There are two basic types of soil – mineral and organic. Mineral soil consists of sand, silt and clay in varying proportions. This type of soil is usually associated with deposits of minerals, minor minerals and micro minerals and is usually low in organic matter. This local soil is usually sandy, gravelly with rocky or hardpan subsoil.
Organic soils are the result of incomplete decomposition of large deposits of extinct plant material. These soils are peat or muck soils. They are usually low in mineral content but quite high in organic matter. The soil is formed when vegetative or animal matter rots. The end product of this rotting process is HUMUS (peat moss, compost).
Humus is one of the most important products needed for good soil production. Humus provides soil with the following qualities:
- Binds sand particles together
- Separates clay particles
- Holds plant food to the soil particle
- Holds water to the soil particle
- Improves soil aeration
- Supports beneficial bacteria
- Regulates soil temperature
- Converts insoluble salts to soluble minerals
Organic matter, either animal or vegetative, rots with the aid of water, bacteria and soil enzymes to form Humus.
Animal Matter is droppings of horses, cows, steers, chickens, sheep, pigs, rabbits, goats, etc. These animal manures are usually low in plant nutrients (minerals, but high in organic matter. The dry manures, such as horse and chicken, are usually the best. The other manures are usually wet and cold manures and are not as productive.
Mushroom manure is really horse manure that has been composted with soil or peat, lime and plant nutrients. This compost is used in the mushroom houses for up to three months, then discarded. It is an excellent form of organic matter.
Vegetative matter comes from rotting the many forms of plant vegetation such as compost, green manures or sawdust. Keep reading for Hunters Garden Centre suggestions on composting.
An ideal soil is composed of 1/3 sand, 1/3 silt, 1/6 clay and 1/6 humus. This formula holds air, water, plant minerals, minor minerals and micro minerals to the soil particle. This is the ultimate in soil and is made possible by humus. Any soil (sand, clay or peat) can be made into a better soil by improving the soil structure. For example:
- If your soil is sandy, add organic matter and silt or clay
- If your soil is clay, add sand and organic matter
- If your soil is peat, add sand, silt or clay
Every good garden deserves good soil. If you don’t have it – make it by the above methods!
Good Soil Management

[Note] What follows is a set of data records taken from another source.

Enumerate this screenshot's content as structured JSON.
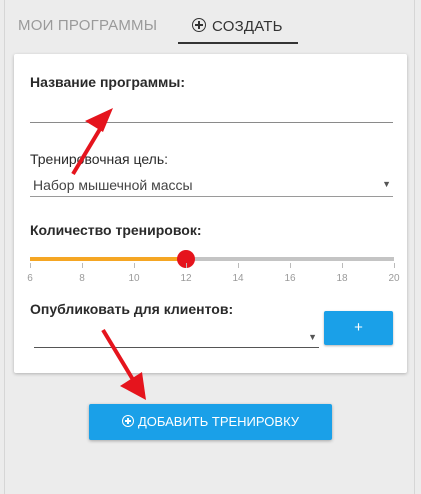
{
  "tabs": {
    "programs_label": "МОИ ПРОГРАММЫ",
    "create_label": "СОЗДАТЬ"
  },
  "form": {
    "name_label": "Название программы:",
    "name_value": "",
    "goal_label": "Тренировочная цель:",
    "goal_value": "Набор мышечной массы",
    "count_label": "Количество тренировок:",
    "publish_label": "Опубликовать для клиентов:",
    "publish_value": "",
    "plus_button_label": "+"
  },
  "slider": {
    "min": 6,
    "max": 20,
    "value": 12,
    "ticks": [
      "6",
      "8",
      "10",
      "12",
      "14",
      "16",
      "18",
      "20"
    ],
    "fill_color": "#f5a623",
    "knob_color": "#e5141d",
    "track_color": "#c4c4c4"
  },
  "add_training_label": "ДОБАВИТЬ ТРЕНИРОВКУ",
  "colors": {
    "accent": "#1aa0e8",
    "annotation_arrow": "#e5141d"
  }
}
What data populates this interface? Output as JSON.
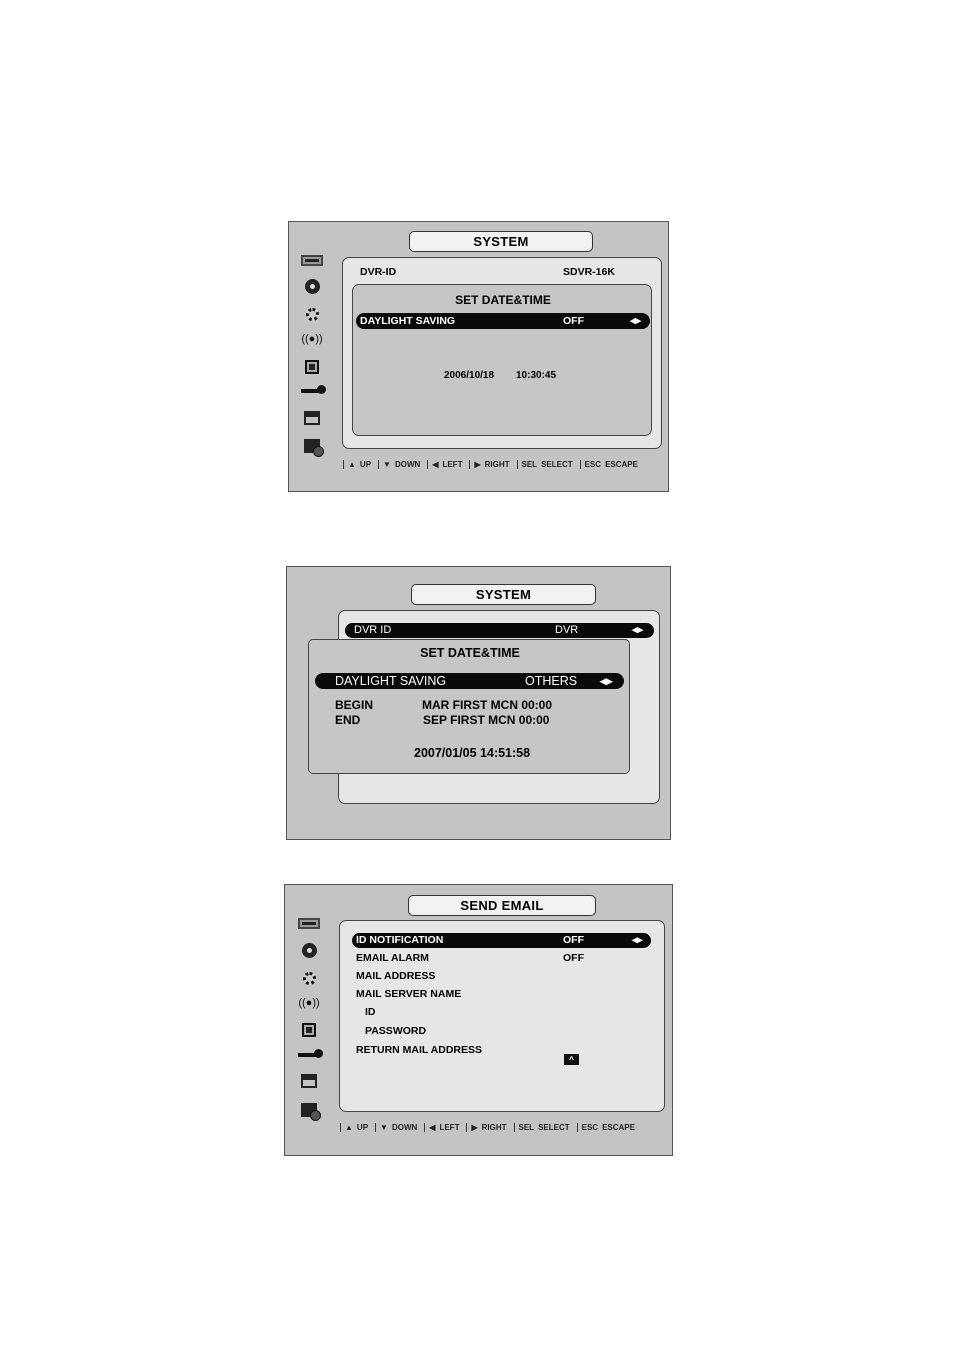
{
  "screen1": {
    "title": "SYSTEM",
    "dvr_id_label": "DVR-ID",
    "dvr_id_value": "SDVR-16K",
    "sub_title": "SET DATE&TIME",
    "daylight_label": "DAYLIGHT SAVING",
    "daylight_value": "OFF",
    "lr_arrows": "◂▸",
    "date": "2006/10/18",
    "time": "10:30:45"
  },
  "screen2": {
    "title": "SYSTEM",
    "dvr_id_label": "DVR ID",
    "dvr_id_value": "DVR",
    "lr_arrows": "◂▸",
    "sub_title": "SET DATE&TIME",
    "daylight_label": "DAYLIGHT SAVING",
    "daylight_value": "OTHERS",
    "begin_label": "BEGIN",
    "begin_value": "MAR FIRST MCN 00:00",
    "end_label": "END",
    "end_value": "SEP FIRST MCN 00:00",
    "datetime": "2007/01/05 14:51:58"
  },
  "screen3": {
    "title": "SEND EMAIL",
    "lr_arrows": "◂▸",
    "up_button": "^",
    "rows": [
      {
        "label": "ID NOTIFICATION",
        "value": "OFF"
      },
      {
        "label": "EMAIL ALARM",
        "value": "OFF"
      },
      {
        "label": "MAIL ADDRESS",
        "value": ""
      },
      {
        "label": "MAIL SERVER NAME",
        "value": ""
      },
      {
        "label": "ID",
        "value": ""
      },
      {
        "label": "PASSWORD",
        "value": ""
      },
      {
        "label": "RETURN MAIL ADDRESS",
        "value": ""
      }
    ]
  },
  "help_bar": {
    "up_glyph": "▲",
    "up": "UP",
    "down_glyph": "▼",
    "down": "DOWN",
    "left_glyph": "◀",
    "left": "LEFT",
    "right_glyph": "▶",
    "right": "RIGHT",
    "sel_key": "SEL",
    "sel": "SELECT",
    "esc_key": "ESC",
    "esc": "ESCAPE"
  },
  "sidebar_icons": [
    "monitor-icon",
    "disk-icon",
    "gear-icon",
    "alarm-icon",
    "computer-icon",
    "key-icon",
    "network-icon",
    "disk-computer-icon"
  ]
}
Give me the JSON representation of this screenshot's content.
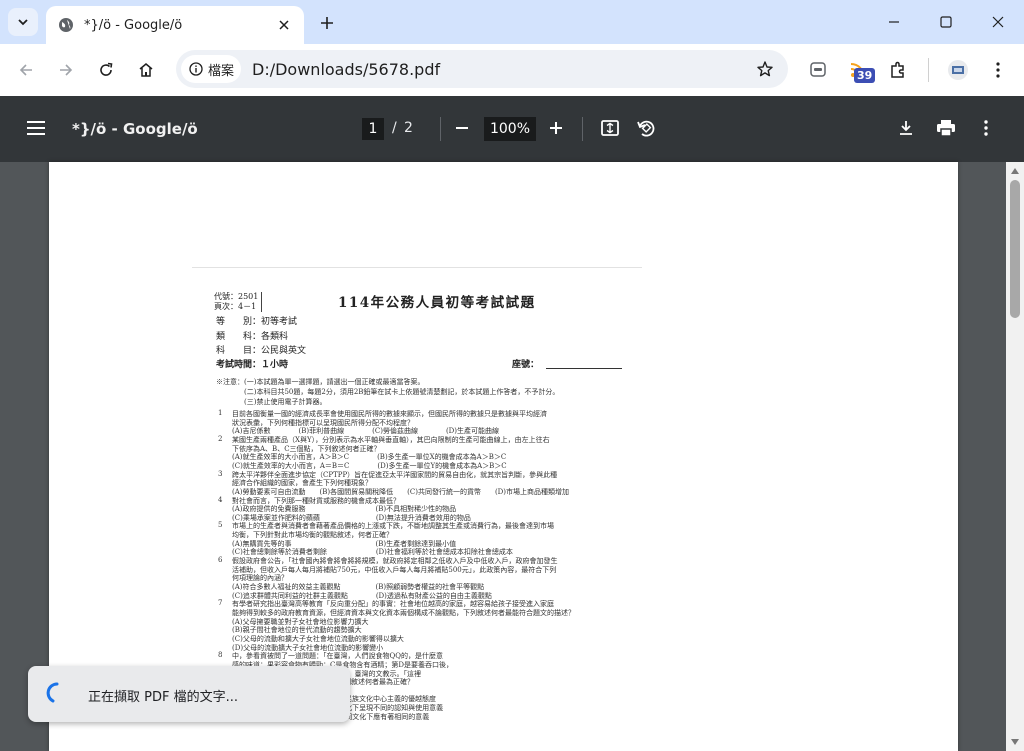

Once you have attained good soil it must be maintained. Each year organic matter should be added to your soil in any of the above ways. A good program to follow in the spring and fall is:
- Clean up weeds, leaves, etc and put in compost
- Apply organic matter up to three inches
- Apply DOLOMITE lime at 2 lbs per 100 square feet.
- Add plant food (fertilizer) – Spring 6-8-6 at 5 lbs per 100 square feet & Fall 3-15-6 at 5 lbs per 100 square feet
- Rototill or fork over
Other factors of good soil management that we recommend are:
- Proper drainage system for wet areas.
- Practice crop rotation in your garden. For example, root crops after legumes.
- Adjust pH regularly (yearly) using DOLOMITE lime. A pH level of 5.5 to 6.5 is preferred.
- Prevent soil erosion, especially on hilly sites, by terracing.
- Use proper plant foods (fertilizers) for your crop.
- Cultivate garden regularly for weed control, aeration and moisture retention.
- Spray and dust your garden with the right product, at the right concentration, at the right time for pest control.
- Use proper tools to do the job. Rototillers for large areas, forks and cultivators for smaller areas